Steven Mnuchin Draws Claims Of Conflict Of Interest In Decision On Russian Oligarch
One of Rusal’s major shareholders, SUAL Partners Limited, was founded by Mr. Blavatnik and the Russian oligarch Viktor Vekselberg. Mr. Blavatnik, a dual American-British citizen who was born in Soviet-era Ukraine, has not had sanctions placed on him. But Mr. Vekselberg, like Mr. Deripaska, came under sanctions from the Treasury Department last year and also has drawn the interest of the special counsel investigating Russian interference in the 2016 election.
The administration’s decision to delay and ultimately lift the sanctions on Mr. Deripaska’s companies sparked outrage on the part of Democrats and Russia hawks while also leading to a surge in the stock price of Rusal.
The document outlining the terms of the deal to lift the sanctions showed that SUAL will own 22.5 percent of Rusal after the restructuring of Mr. Deripaska’s holdings.

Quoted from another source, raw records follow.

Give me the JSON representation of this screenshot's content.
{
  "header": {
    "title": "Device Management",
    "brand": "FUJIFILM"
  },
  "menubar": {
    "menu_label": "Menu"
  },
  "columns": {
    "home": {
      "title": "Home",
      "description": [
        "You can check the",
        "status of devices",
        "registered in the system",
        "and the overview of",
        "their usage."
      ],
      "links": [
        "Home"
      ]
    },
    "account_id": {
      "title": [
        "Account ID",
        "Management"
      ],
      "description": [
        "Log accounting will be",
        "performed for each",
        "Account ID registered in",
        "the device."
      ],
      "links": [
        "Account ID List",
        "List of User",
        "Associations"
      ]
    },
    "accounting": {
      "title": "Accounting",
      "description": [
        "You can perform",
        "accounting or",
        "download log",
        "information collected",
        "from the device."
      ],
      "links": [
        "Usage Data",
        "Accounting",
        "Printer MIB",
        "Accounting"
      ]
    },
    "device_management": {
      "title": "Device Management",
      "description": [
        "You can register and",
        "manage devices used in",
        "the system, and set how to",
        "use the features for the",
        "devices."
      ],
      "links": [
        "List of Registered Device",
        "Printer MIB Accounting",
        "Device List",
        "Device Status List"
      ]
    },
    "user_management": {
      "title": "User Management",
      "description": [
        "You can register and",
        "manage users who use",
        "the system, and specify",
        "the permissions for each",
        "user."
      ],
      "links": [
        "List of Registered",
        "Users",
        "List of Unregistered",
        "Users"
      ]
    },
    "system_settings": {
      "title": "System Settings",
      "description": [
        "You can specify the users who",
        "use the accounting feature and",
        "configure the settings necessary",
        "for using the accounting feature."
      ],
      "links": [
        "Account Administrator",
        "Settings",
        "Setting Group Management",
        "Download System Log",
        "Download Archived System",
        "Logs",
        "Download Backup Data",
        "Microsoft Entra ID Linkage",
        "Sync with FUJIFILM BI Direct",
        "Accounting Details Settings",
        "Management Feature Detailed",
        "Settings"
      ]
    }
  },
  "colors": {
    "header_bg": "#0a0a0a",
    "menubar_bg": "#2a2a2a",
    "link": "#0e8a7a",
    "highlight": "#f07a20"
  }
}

The rise in Rusal’s stock price has increased the value of SUAL Partners’ holding in the company by about $800 million relative to the value last year shortly after the sanctions were announced.
In a separate letter to Mr. Mnuchin on Monday, Senator Mark Warner of Virginia, the top Democrat on the Senate Intelligence Committee, expressed concern about the influence that could be exerted on Rusal under the Treasury deal by SUAL and a Russian bank under sanctions, VTB, as well as by Mr. Deripaska, his family and entities connected to them.
On Tuesday, the Democrats who lead the House Ways and Means, Foreign Affairs, Intelligence and Financial Services Committees said in a statement that they were “considering additional legislative actions to ensure that Treasury and these companies comply with the agreement in letter and in spirit, and to prevent something like this from happening again in the future.”
And in a letter sent to Mr. Mnuchin last week, Representative Jackie Speier, Democrat of California, who sits on the House Intelligence Committee, asked if the secretary had “ever influenced deliberations on sanctions applications when they involved an entity in which you had a financial interest or with which you had a relationship.”
While Mr. Blavatnik had given mostly to Democrats through the end of 2014, his giving has escalated drastically and shifted sharply right since then. He did not donate to Mr. Trump’s campaign or the “super PACs” that supported it, but family members gave $243,000 to the Republican National Committee during the campaign. And two of Mr. Blavatnik’s companies, including his main United States-based company, Access Industries, donated $2.5 million to the super PAC supporting Republican Senate candidates in 2016, plus another $1 million in 2017, according to Federal Election Commission records.